Most bony fish have a swim bladder, which is an internal organ that is filled with air. The swim bladder allows the fish to stay afloat even when it isn't swimming.
Cartilaginous fish, such as sharks, do not have swim bladder.
Scientists think that early bony fish had lungs. Swim bladders evolved from these lungs.
Bony fish have two-chambered hearts.
A bony fish has two nostrils. In most bony fish,the nostrils are not connected to the fish's mouth.
Bony fish are usually cold-blooded (ectothermic). Some, such as tuna and swordfish, have the ability to control the temperatures in some parts of their bodies.
The fins of bony fish are usually flexible and are usually supported by spines and rays.
A bony fish usually has at least one dorsal fin (back fin), a caudal fin (tail fin) and an anal fin, which can be found on the underside of the fish's body, in back of its anus and in front of its tail.

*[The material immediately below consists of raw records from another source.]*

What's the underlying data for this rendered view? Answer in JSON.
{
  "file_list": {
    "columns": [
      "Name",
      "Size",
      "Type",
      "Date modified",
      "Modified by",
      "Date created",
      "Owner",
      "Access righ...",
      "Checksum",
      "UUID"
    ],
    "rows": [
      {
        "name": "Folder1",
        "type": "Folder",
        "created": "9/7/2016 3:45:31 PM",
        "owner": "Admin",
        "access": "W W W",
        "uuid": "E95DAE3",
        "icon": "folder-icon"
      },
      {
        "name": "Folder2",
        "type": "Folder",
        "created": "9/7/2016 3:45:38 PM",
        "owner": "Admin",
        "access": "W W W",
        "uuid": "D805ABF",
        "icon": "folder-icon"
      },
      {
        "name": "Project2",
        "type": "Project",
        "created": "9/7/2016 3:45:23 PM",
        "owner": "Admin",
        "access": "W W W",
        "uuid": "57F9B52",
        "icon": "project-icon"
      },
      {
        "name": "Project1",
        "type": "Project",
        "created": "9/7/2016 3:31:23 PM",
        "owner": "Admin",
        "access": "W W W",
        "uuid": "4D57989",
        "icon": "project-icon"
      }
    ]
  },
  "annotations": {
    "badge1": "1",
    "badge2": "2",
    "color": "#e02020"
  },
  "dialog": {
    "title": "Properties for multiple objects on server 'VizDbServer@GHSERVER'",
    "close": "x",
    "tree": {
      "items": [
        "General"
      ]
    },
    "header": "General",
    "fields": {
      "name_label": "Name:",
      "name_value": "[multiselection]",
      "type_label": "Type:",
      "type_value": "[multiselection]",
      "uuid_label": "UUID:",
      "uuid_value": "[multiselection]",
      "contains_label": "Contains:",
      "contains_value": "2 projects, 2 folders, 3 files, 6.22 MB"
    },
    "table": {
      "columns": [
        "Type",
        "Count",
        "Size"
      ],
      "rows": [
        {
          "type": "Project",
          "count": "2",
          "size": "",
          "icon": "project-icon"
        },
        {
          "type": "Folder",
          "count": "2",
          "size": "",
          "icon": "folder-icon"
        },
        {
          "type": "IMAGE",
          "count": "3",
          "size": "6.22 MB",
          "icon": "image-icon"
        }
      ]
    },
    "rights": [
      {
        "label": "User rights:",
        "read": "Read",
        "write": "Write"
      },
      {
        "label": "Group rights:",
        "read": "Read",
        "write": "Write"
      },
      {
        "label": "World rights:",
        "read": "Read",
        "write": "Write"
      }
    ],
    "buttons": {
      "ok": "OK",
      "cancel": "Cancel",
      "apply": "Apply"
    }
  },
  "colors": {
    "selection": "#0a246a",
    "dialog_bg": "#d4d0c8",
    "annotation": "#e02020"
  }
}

It also has a pair of pectoral fins on the sides of its body as well as a pair of pelvic fins. The pelvic fins, which are sometimes called ventral fins, are below the pectoral fins, closer to the abdomen of the fish.
Bony fish usually use their caudal fins to push themselves forward, their pectoral fins to turn themselves around, their dorsal fins to change direction quickly and their pelvic fins to slow themselves down
A bony fish will also use its dorsal fin (or fins), its pelvic fins and its anal fin to maintain stability.
Most bony fish use their gills to breathe throughout their lives.
They breathe by taking in oxygen that is dissolved in the water.
A bony fish's gills are supported by gill arches that are made of bone.
There is only one gill opening on each side of a bony fish's body. Each gill opening is covered by a hard flap of bone that is known as an operculum.
A bony fish takes in water though its mouth.
The water then passes through the gills.
When in the gills, the water pass through plate-like structures known as lamellae, where gases are exchanged between the water and the fish's bloodstream.
Oxygen that was dissolved in the water is absorbed into the blood and carbon dioxide is released from the blood into the water.
Water then passes out through the gill openings.
A bony fish can pump water through its gills by opening and closing its mouth.
In many bony fish, the operculum closes when the mouth opens and opens when the mouth closes. When the operculum opens, the pressure in the fish's mouth decreases, causing water to flow through the gills.
This allows water to pass through the gills very rapidly, so that the fish can obtain enough oxygen to survive without having to swim constantly.
Cartilaginous fish do not have operculums.
Some bony fish use lungs or their swim bladders to breathe air.
Air-breathing fish often live in shallow waters where the oxygen content of the water may decline at certain times of the year.
Bony fish usually reproduce by means of external fertilization.
However, some practice internal fertilization.
Most species are oviparous. This means that eggs are laid outside of the mother's body.
However, some species are viviparous - the young develop inside the body of the mother.
Some bony fish are ovoviviparous. This means that the young grow inside the mother's body but don't get nutrients from her. They obtain nutrients from egg yolks.
In some species of bony fish, the young develop inside the mother's body and obtain nutrients directly from the mother.
Most species of bony fish are divided between males and females.
However, in some species, individual fish are hermaphrodites, with both male and female reproductive organs.
Sometimes, a bony fish may be born either female or male and then change sex its during its lifetime.